Community Rating:
0.51.01.52.02.53.03.54.04.55.0
Community Rating: 3.537 / 5  (94 votes)
Click here to rate and discuss this card.
Card Name:
Reverberate
Mana Cost:
RedRed
Converted Mana Cost:
2

Types:
Instant
Card Text:
Copy target instant or sorcery spell. You may choose new targets for the copy.
Flavor Text:
"Not bad, but I can think of a better use for that."
Expansion:
Rarity:
Rare
All Sets:
Magic 2011 (Rare)Magic 2012 (Rare)Magic 2013 (Rare)Premium Deck Series: Fire and Lightning (Rare)
Card Number:
145
Artist:
Rulings
8/15/2010 Reverberate can target (and copy) any instant or sorcery spell, not just one with targets. It doesn't matter who controls it.

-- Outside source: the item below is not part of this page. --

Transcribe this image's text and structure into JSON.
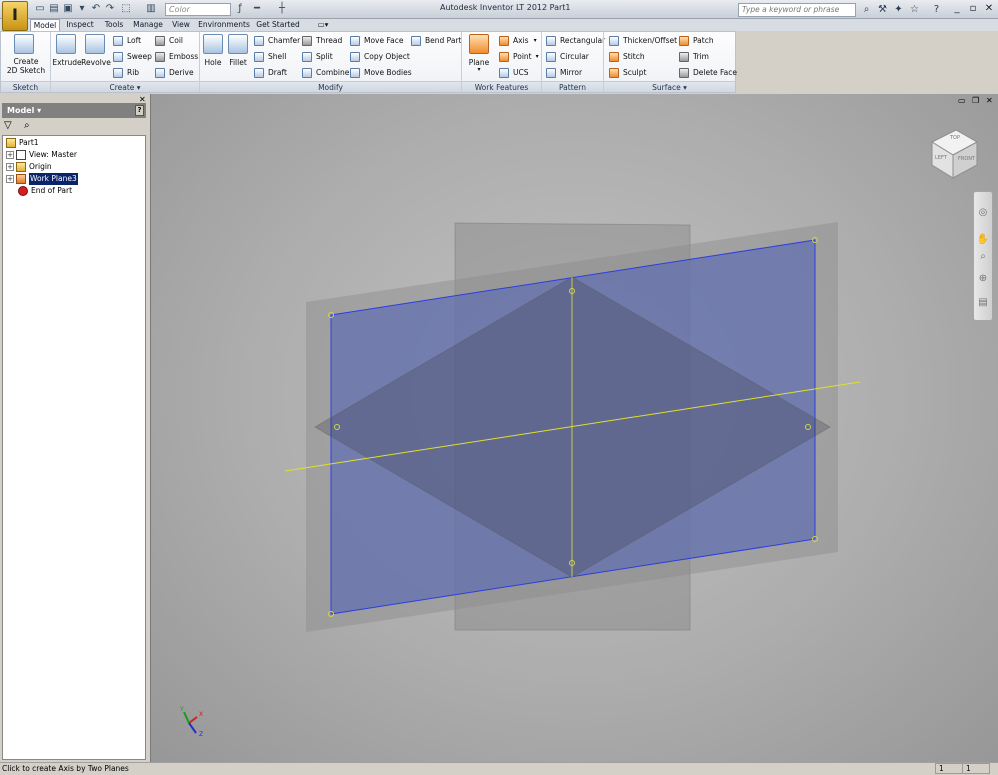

8/15/2010 When Reverberate resolves, it creates a copy of a spell. You control the copy. That copy is created on the stack, so it's not "cast." Abilities that trigger when a player casts a spell won't trigger. The copy will then resolve like a normal spell, after players get a chance to cast spells and activate abilities.
8/15/2010 The copy will have the same targets as the spell it's copying unless you choose new ones. You may change any number of the targets, including all of them or none of them. If, for one of the targets, you can't choose a new legal target, then it remains unchanged (even if the current target is illegal).

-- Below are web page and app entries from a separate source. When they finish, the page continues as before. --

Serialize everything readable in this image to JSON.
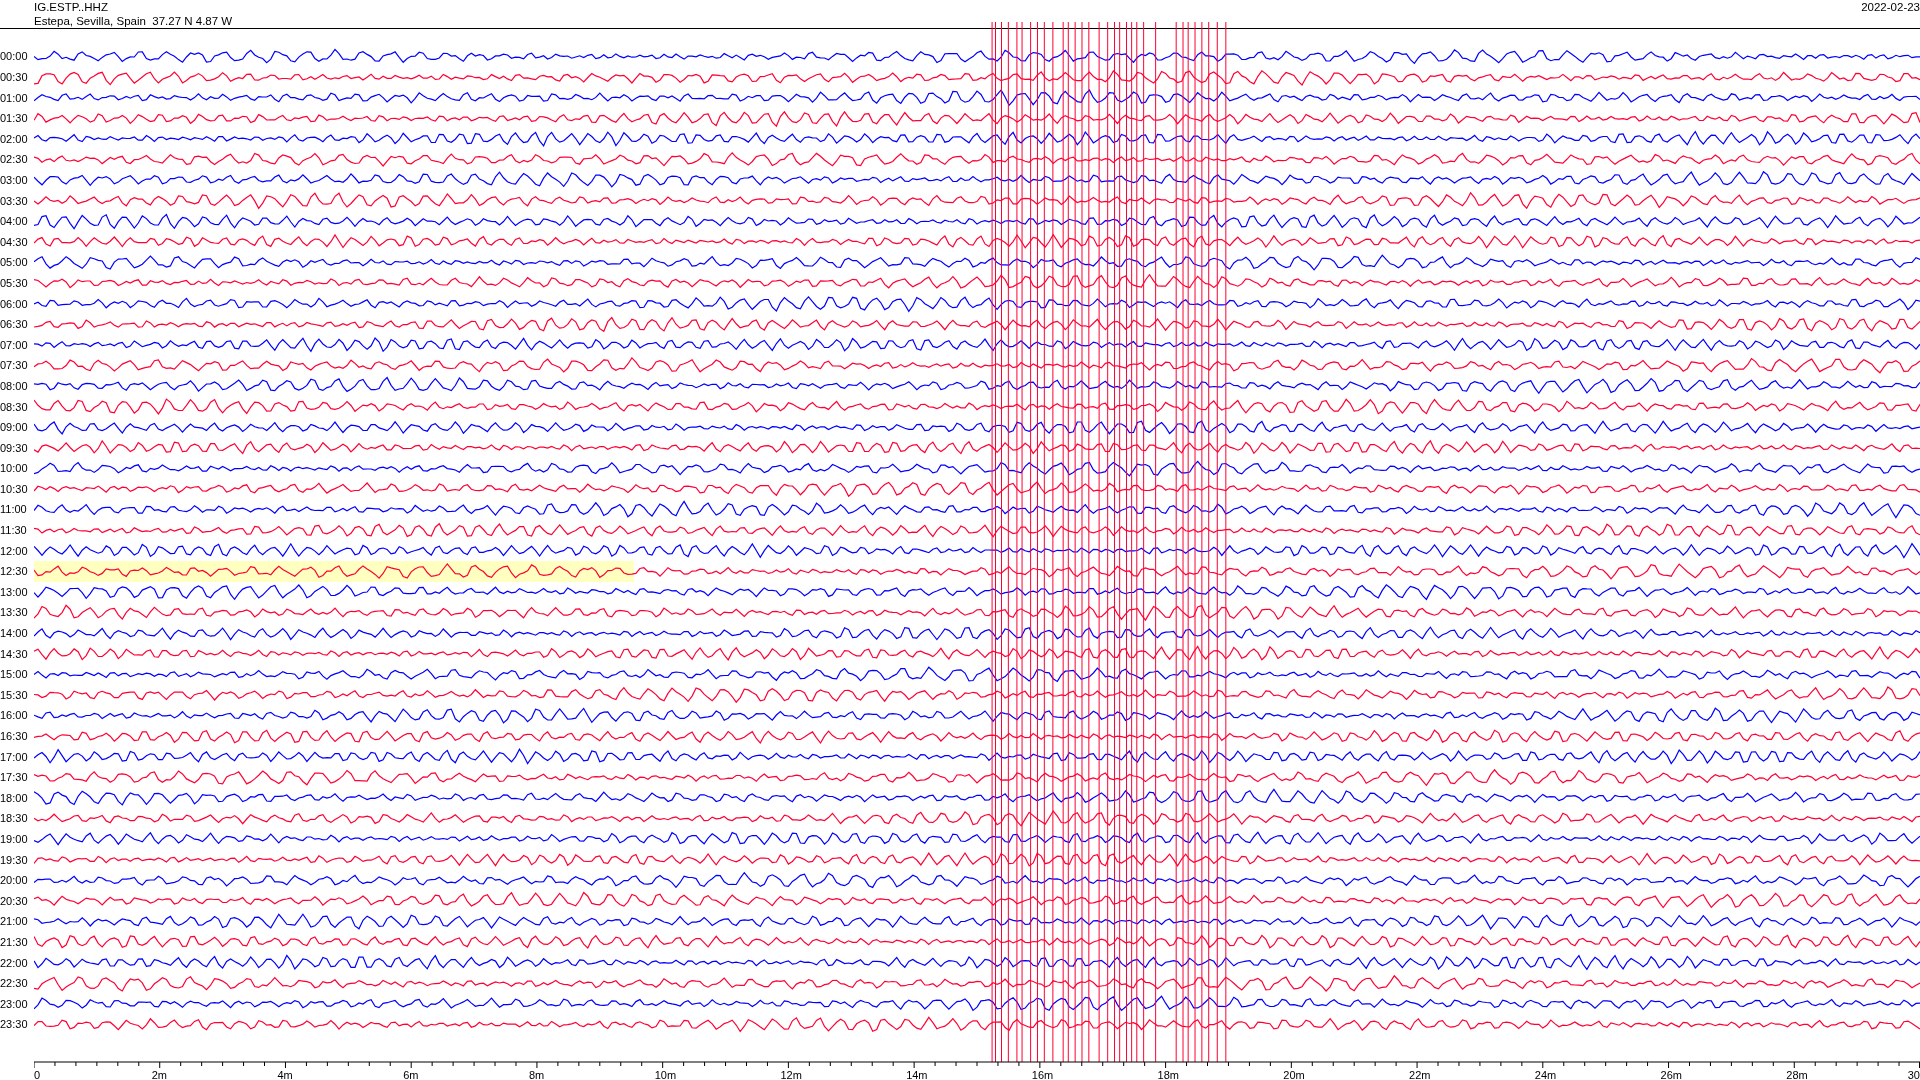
{
  "header": {
    "station": "IG.ESTP..HHZ",
    "location": "Estepa, Sevilla, Spain  37.27 N 4.87 W",
    "date": "2022-02-23"
  },
  "rows": [
    {
      "label": "00:00",
      "color": "#0000ff",
      "highlighted": false
    },
    {
      "label": "00:30",
      "color": "#ff0033",
      "highlighted": false
    },
    {
      "label": "01:00",
      "color": "#0000ff",
      "highlighted": false
    },
    {
      "label": "01:30",
      "color": "#ff0033",
      "highlighted": false
    },
    {
      "label": "02:00",
      "color": "#0000ff",
      "highlighted": false
    },
    {
      "label": "02:30",
      "color": "#ff0033",
      "highlighted": false
    },
    {
      "label": "03:00",
      "color": "#0000ff",
      "highlighted": false
    },
    {
      "label": "03:30",
      "color": "#ff0033",
      "highlighted": false
    },
    {
      "label": "04:00",
      "color": "#0000ff",
      "highlighted": false
    },
    {
      "label": "04:30",
      "color": "#ff0033",
      "highlighted": false
    },
    {
      "label": "05:00",
      "color": "#0000ff",
      "highlighted": false
    },
    {
      "label": "05:30",
      "color": "#ff0033",
      "highlighted": false
    },
    {
      "label": "06:00",
      "color": "#0000ff",
      "highlighted": false
    },
    {
      "label": "06:30",
      "color": "#ff0033",
      "highlighted": false
    },
    {
      "label": "07:00",
      "color": "#0000ff",
      "highlighted": false
    },
    {
      "label": "07:30",
      "color": "#ff0033",
      "highlighted": false
    },
    {
      "label": "08:00",
      "color": "#0000ff",
      "highlighted": false
    },
    {
      "label": "08:30",
      "color": "#ff0033",
      "highlighted": false
    },
    {
      "label": "09:00",
      "color": "#0000ff",
      "highlighted": false
    },
    {
      "label": "09:30",
      "color": "#ff0033",
      "highlighted": false
    },
    {
      "label": "10:00",
      "color": "#0000ff",
      "highlighted": false
    },
    {
      "label": "10:30",
      "color": "#ff0033",
      "highlighted": false
    },
    {
      "label": "11:00",
      "color": "#0000ff",
      "highlighted": false
    },
    {
      "label": "11:30",
      "color": "#ff0033",
      "highlighted": false
    },
    {
      "label": "12:00",
      "color": "#0000ff",
      "highlighted": false
    },
    {
      "label": "12:30",
      "color": "#ff0033",
      "highlighted": true
    },
    {
      "label": "13:00",
      "color": "#0000ff",
      "highlighted": false
    },
    {
      "label": "13:30",
      "color": "#ff0033",
      "highlighted": false
    },
    {
      "label": "14:00",
      "color": "#0000ff",
      "highlighted": false
    },
    {
      "label": "14:30",
      "color": "#ff0033",
      "highlighted": false
    },
    {
      "label": "15:00",
      "color": "#0000ff",
      "highlighted": false
    },
    {
      "label": "15:30",
      "color": "#ff0033",
      "highlighted": false
    },
    {
      "label": "16:00",
      "color": "#0000ff",
      "highlighted": false
    },
    {
      "label": "16:30",
      "color": "#ff0033",
      "highlighted": false
    },
    {
      "label": "17:00",
      "color": "#0000ff",
      "highlighted": false
    },
    {
      "label": "17:30",
      "color": "#ff0033",
      "highlighted": false
    },
    {
      "label": "18:00",
      "color": "#0000ff",
      "highlighted": false
    },
    {
      "label": "18:30",
      "color": "#ff0033",
      "highlighted": false
    },
    {
      "label": "19:00",
      "color": "#0000ff",
      "highlighted": false
    },
    {
      "label": "19:30",
      "color": "#ff0033",
      "highlighted": false
    },
    {
      "label": "20:00",
      "color": "#0000ff",
      "highlighted": false
    },
    {
      "label": "20:30",
      "color": "#ff0033",
      "highlighted": false
    },
    {
      "label": "21:00",
      "color": "#0000ff",
      "highlighted": false
    },
    {
      "label": "21:30",
      "color": "#ff0033",
      "highlighted": false
    },
    {
      "label": "22:00",
      "color": "#0000ff",
      "highlighted": false
    },
    {
      "label": "22:30",
      "color": "#ff0033",
      "highlighted": false
    },
    {
      "label": "23:00",
      "color": "#0000ff",
      "highlighted": false
    },
    {
      "label": "23:30",
      "color": "#ff0033",
      "highlighted": false
    }
  ],
  "axis": {
    "ticks": [
      "0",
      "2m",
      "4m",
      "6m",
      "8m",
      "10m",
      "12m",
      "14m",
      "16m",
      "18m",
      "20m",
      "22m",
      "24m",
      "26m",
      "28m",
      "30"
    ]
  }
}
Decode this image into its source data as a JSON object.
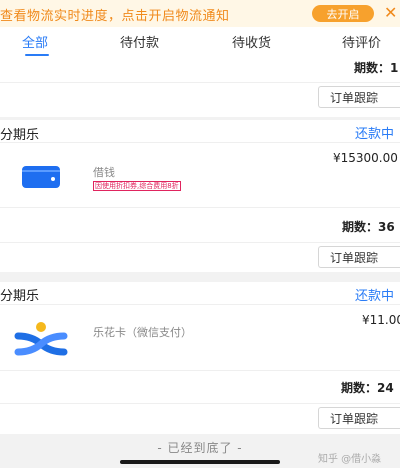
{
  "notice": {
    "text": "查看物流实时进度，点击开启物流通知",
    "button": "去开启",
    "close": "✕"
  },
  "tabs": [
    {
      "label": "全部",
      "active": true
    },
    {
      "label": "待付款"
    },
    {
      "label": "待收货"
    },
    {
      "label": "待评价"
    }
  ],
  "order_top": {
    "count_label": "期数：1",
    "track_button": "订单跟踪"
  },
  "orders": [
    {
      "merchant": "分期乐",
      "status": "还款中",
      "item_name": "借钱",
      "promo": "因使用折扣券,综合费用8折",
      "price": "¥15300.00",
      "count_label": "期数：36",
      "track_button": "订单跟踪",
      "icon": "wallet-icon"
    },
    {
      "merchant": "分期乐",
      "status": "还款中",
      "item_name": "乐花卡（微信支付）",
      "price": "¥11.00",
      "count_label": "期数：24",
      "track_button": "订单跟踪",
      "icon": "lehua-card-icon"
    }
  ],
  "footer": {
    "end_text": "- 已经到底了 -",
    "watermark": "知乎 @借小淼"
  },
  "colors": {
    "accent": "#2a7cf6",
    "notice_bg": "#fff7e6",
    "notice_text": "#f08a1c",
    "promo": "#e0245e"
  }
}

8/15/2010 If the spell Reverberate copies is modal (that is, it says "Choose one --" or the like), the copy will have the same mode. You can't choose a different one.
8/15/2010 If the spell Reverberate copies has an X whose value was determined as it was cast (like Earthquake does), the copy has the same value of X.
8/15/2010 You can't choose to pay any additional costs for the copy. However, effects based on any additional costs that were paid for the original spell are copied as though those same costs were paid for the copy too. For example, if a player sacrifices a 3/3 creature to cast Fling, and you copy it with Reverberate, the copy of Fling will also deal 3 damage to its target.
8/15/2010 If the copy says that it affects "you," it affects the controller of the copy, not the controller of the original spell. Similarly, if the copy says that it affects an "opponent," it affects an opponent of the copy's controller, not an opponent of the original spell's controller.